_What to work on_. If a line in the data below includes the string "JSON", please return a copy of it.

Dataset rows for apps and sites
* * *

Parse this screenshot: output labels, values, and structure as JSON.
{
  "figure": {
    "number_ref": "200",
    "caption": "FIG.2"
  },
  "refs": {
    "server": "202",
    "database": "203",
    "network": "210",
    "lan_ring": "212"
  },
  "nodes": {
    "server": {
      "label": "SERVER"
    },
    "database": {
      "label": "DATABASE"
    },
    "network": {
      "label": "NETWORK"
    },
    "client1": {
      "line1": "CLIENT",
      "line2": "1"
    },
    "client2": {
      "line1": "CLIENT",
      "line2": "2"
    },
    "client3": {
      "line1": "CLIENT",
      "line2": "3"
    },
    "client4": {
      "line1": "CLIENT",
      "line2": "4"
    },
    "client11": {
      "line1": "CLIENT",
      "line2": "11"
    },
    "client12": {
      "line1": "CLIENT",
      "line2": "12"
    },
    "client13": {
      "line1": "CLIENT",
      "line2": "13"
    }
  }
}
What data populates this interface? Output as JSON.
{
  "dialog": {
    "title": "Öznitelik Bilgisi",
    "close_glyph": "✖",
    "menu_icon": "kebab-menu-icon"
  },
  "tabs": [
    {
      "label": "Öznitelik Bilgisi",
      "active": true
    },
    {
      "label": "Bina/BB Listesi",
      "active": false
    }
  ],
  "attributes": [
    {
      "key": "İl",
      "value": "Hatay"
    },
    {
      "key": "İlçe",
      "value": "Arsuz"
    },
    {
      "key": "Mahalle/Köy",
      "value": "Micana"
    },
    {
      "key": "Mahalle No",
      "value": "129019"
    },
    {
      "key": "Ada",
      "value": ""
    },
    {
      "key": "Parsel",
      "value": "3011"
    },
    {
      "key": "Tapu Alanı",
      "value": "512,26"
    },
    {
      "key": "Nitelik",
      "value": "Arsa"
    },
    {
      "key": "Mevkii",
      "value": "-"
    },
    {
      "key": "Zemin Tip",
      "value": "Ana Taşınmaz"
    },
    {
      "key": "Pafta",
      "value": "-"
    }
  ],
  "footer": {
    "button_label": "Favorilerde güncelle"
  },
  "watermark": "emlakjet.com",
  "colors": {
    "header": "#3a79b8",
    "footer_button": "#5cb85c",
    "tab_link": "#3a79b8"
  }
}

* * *

_Exercise response_.
Parse this screenshot: output labels, values, and structure as JSON.
What data populates this interface? Output as JSON.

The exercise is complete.